I am speaking on behalf of the U.S. Commission on International Religious Freedom, which is an independent United States government agency that monitors conditions of freedom of thought, conscience, and religion around the globe. The Commission makes independent policy recommendations to the U.S. administration and the Congress on how to advance this fundamental right and all those related to it through U.S. foreign policy.

We have emphasized a simple but extremely important point: that acts of anti-Semitism must be seen for what they are: they're not hooliganism; they are human rights abuses. They are a form of human rights abuse that states should vigorously combat by implementing their worldwide human rights commitments.

Anti-Semitism is both a local and an international problem, requiring states to take concrete steps on both the domestic and international levels. Recognition of a resurgence of anti-Semitism throughout the OSCE is a good first step. The OSCE Conference on Anti-Semitism last June provided a constructive venue to examine the problem and propose programs and practices to address it. We must move beyond recognition of the problem to concrete action within the OSCE to ensure that all participating states are living up to their commitments in this area, in particular to combat anti-Semitism, as contained in the 1990 Copenhagen Document: These include adopting laws to protect against incitement to violence based on discrimination including anti-Semitism, and providing the individual with effective remedies to initiate complaints against acts of discrimination.

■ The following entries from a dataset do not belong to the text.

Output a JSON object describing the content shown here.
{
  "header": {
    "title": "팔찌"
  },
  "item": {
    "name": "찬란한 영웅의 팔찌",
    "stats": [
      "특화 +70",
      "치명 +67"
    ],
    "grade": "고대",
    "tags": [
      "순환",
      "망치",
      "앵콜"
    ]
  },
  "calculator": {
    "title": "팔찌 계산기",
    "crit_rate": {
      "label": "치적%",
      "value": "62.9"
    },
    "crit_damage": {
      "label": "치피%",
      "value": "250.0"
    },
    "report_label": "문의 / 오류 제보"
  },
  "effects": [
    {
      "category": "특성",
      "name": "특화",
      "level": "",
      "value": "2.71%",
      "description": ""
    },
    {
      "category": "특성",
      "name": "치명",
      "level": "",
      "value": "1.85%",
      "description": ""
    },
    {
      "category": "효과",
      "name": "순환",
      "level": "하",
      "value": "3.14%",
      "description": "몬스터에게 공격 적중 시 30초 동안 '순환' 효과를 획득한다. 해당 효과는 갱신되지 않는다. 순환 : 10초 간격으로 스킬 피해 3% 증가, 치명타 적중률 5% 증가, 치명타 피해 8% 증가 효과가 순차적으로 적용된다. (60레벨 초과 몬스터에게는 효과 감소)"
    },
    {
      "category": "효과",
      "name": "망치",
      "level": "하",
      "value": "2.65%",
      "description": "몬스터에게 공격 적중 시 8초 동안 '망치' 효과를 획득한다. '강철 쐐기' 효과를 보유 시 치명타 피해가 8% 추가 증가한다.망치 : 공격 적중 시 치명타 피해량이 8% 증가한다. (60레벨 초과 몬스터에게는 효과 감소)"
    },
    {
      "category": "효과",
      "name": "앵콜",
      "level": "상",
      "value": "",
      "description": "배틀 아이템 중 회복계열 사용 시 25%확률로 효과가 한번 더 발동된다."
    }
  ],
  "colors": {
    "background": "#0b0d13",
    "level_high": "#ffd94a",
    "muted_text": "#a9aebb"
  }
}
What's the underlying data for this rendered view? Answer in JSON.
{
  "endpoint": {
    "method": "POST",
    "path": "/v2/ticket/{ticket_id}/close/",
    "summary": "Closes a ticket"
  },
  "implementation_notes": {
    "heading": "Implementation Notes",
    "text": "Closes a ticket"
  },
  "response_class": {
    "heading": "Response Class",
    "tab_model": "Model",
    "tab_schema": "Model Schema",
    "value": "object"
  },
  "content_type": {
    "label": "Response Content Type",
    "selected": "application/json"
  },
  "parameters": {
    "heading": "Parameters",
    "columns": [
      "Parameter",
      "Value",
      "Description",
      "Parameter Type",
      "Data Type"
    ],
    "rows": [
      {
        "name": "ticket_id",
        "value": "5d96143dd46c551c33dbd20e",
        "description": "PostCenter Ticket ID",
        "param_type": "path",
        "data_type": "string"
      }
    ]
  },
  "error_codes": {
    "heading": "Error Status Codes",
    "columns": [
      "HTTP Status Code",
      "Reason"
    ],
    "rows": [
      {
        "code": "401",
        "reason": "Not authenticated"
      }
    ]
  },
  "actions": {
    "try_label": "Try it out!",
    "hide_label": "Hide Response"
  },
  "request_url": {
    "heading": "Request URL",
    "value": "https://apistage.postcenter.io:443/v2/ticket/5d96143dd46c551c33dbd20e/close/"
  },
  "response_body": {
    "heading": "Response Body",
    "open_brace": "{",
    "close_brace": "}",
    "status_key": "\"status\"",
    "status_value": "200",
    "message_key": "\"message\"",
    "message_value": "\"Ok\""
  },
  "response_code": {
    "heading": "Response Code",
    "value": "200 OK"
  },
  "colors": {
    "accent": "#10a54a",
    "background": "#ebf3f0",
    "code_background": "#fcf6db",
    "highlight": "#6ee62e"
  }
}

The German government invited states to a meeting on anti-Semitism in Berlin in 2004, and we urge the HDIM to recommend its acceptance and, in turn, urge the Ministerial meeting to endorse it.

The history of anti-Semitism in the OSCE region has unfortunately been a distinctive one and its recent resurgence in the OSCE countries has followed its own course, as well. States that have had the most success in combating anti-Semitism have done so by taking measures specifically aimed at eradicating anti-Semitism, including some within the context of measures to combat discrimination, intolerance, xenophobia, etc. In other words, a separate track and separate attention is needed.

Statistics, monitoring, reporting publicly and regularly about compliance and violations are essential to realize any serious human rights commitments.

We emphasize the need for:

„Assignment within OSCE, perhaps in the Office of Democratic Institutions and Human Rights of the responsibility to monitor and report regularly on anti-Semitic incidents and the implementation of state's Copenhagen commitments.

„ Review of state compliance within the OSCE on a regular basis.

„ Acceptance of the German invitation to host an OSCE meeting on anti-Semitism in Berlin.

The meeting in Berlin should be different than the first, and participating states and the ODHIR should ensure that the meeting moves us forward in evaluating the strategies, documentation, commitments, and implementation of the OSCE states with regard to the struggle against anti-Semitism

In terms of international cooperation on combating anti-Semitism, as with many human rights issues, the OSCE is a key venue through which to advance this. And the OSCE has a special obligation to exhibit vigorous leadership on this issue to show the rest of the international community that this is an important issue and that political will can make a real difference in combating anti-Semitism. We hope that kind of leadership will be emerging in other international and regional institutions. But we have been disappointed by their failure to address this topic seriously in their reporting and other human rights work. We earnestly hope OSCE will not continue in their direction. That is why the recommendations that emerge from this meeting are so vital and so closely monitored.

In conclusion, we reiterate: anti-Semitism is not hooliganism, it's human rights abuse.